The source material, which is convoluted even by Shakespeare’s narratively dexterous standards, is admittedly a tough nut for a filmmaker to crack, as it continually oscillates between farce and tragedy, endlessly adding characters to a series of ever-broadening misunderstandings. With its many treacheries, and with its heightened emphasis on sexism and gender evasion, the play might have actually lent itself to a corporate milieu nearly as well as Hamlet. But a biker-gang motif only exacerbates the play’s potential irrelevancy, and certain plot points, such as a woman dressing as a man to evade a vengeful suitor, are simply absurd in an anything-goes outlaw setting. (Why couldn’t she just hop a bus somewhere?) Almereyda, a meta jokester, is aware of this absurdity, of course, and utilizes it to heighten the inherently portable tradition of theater (he wants you to be conscious of the play as an artifact of another time), but this playfulness doesn’t serve any particular purpose, apart from self-amusement. And most of the modernist touches are embarrassingly broad, such as having a king spur another ruler’s tax demand by plying him with Hershey’s Kisses.
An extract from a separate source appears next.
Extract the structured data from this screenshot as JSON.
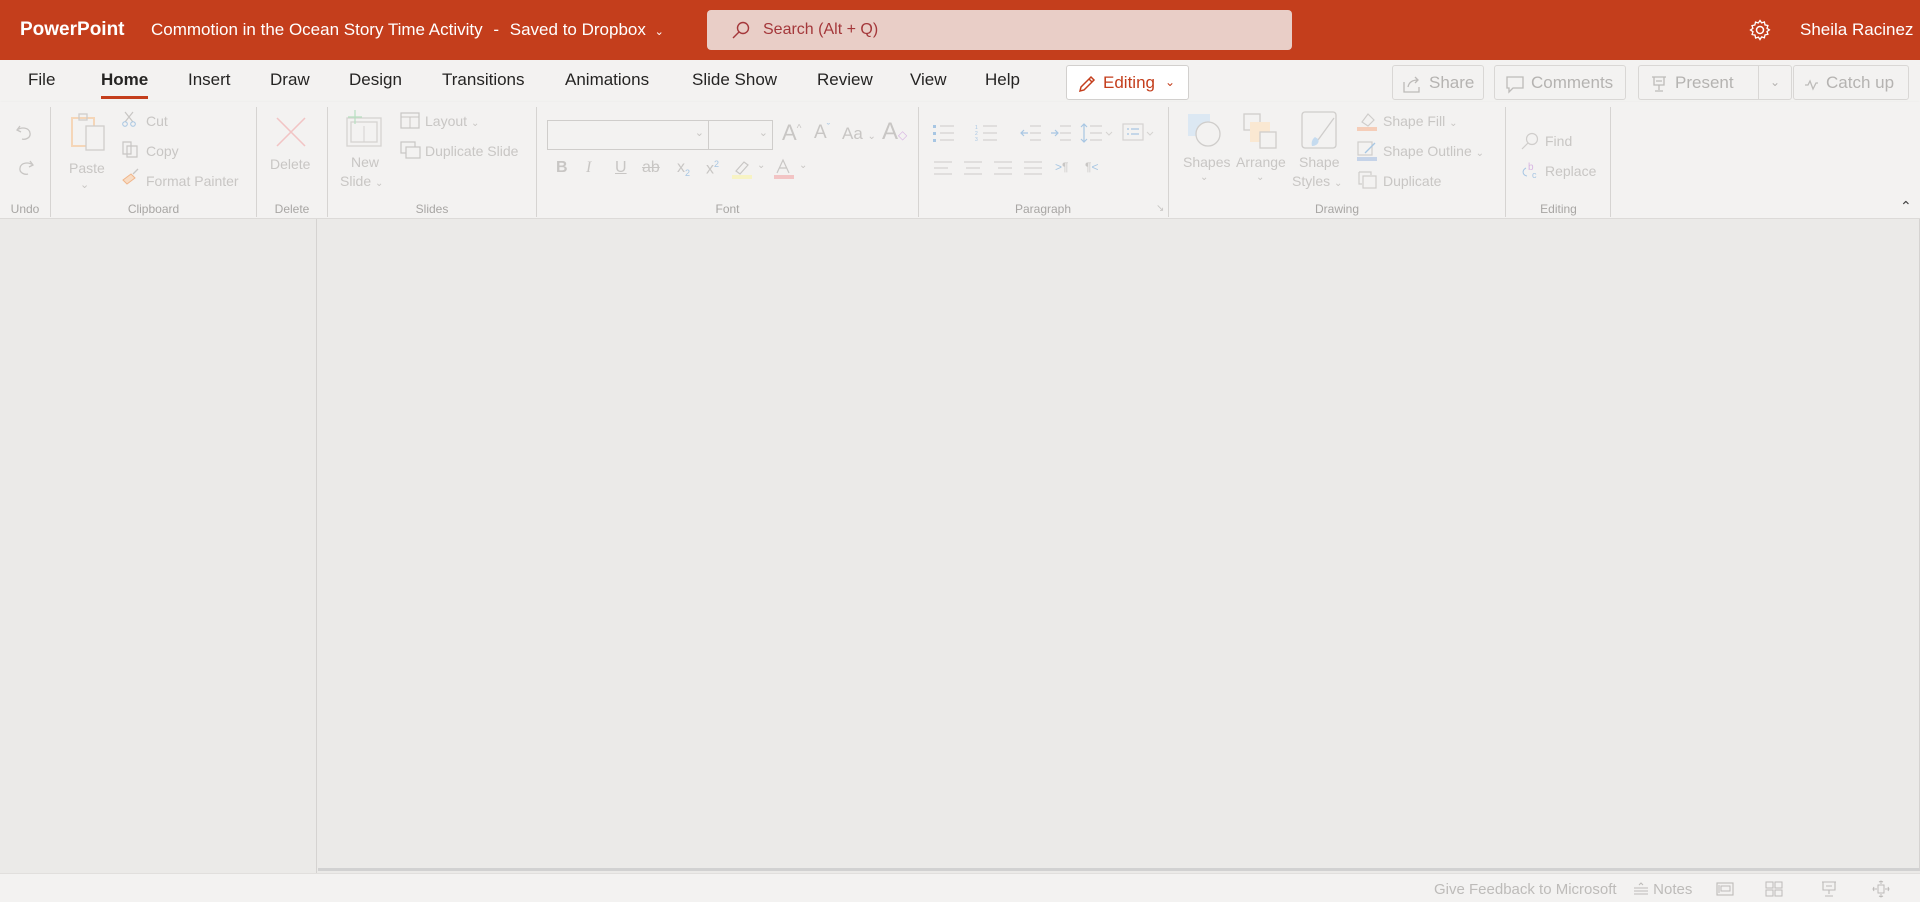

In fairness, Cymbeline is often tedious in fashions that represent a fidelity to its source material. There’s too much plot in this thing, and you’re too busy mapping out who’s who to enjoy the beauty of the verse. The actors imbue occasional moments with life, particularly Delroy Lindo, who delivers his introductory soliloquy with a world-weary sadness that’s authentically heartbreaking, and Dakota Johnson, who enlivens the film’s least convincing moments with her surprising emotional unguardedness. But the film is largely an experimental stunt that features talented actors who dutifully recite material that appears to mean little to them or, in this context, to us.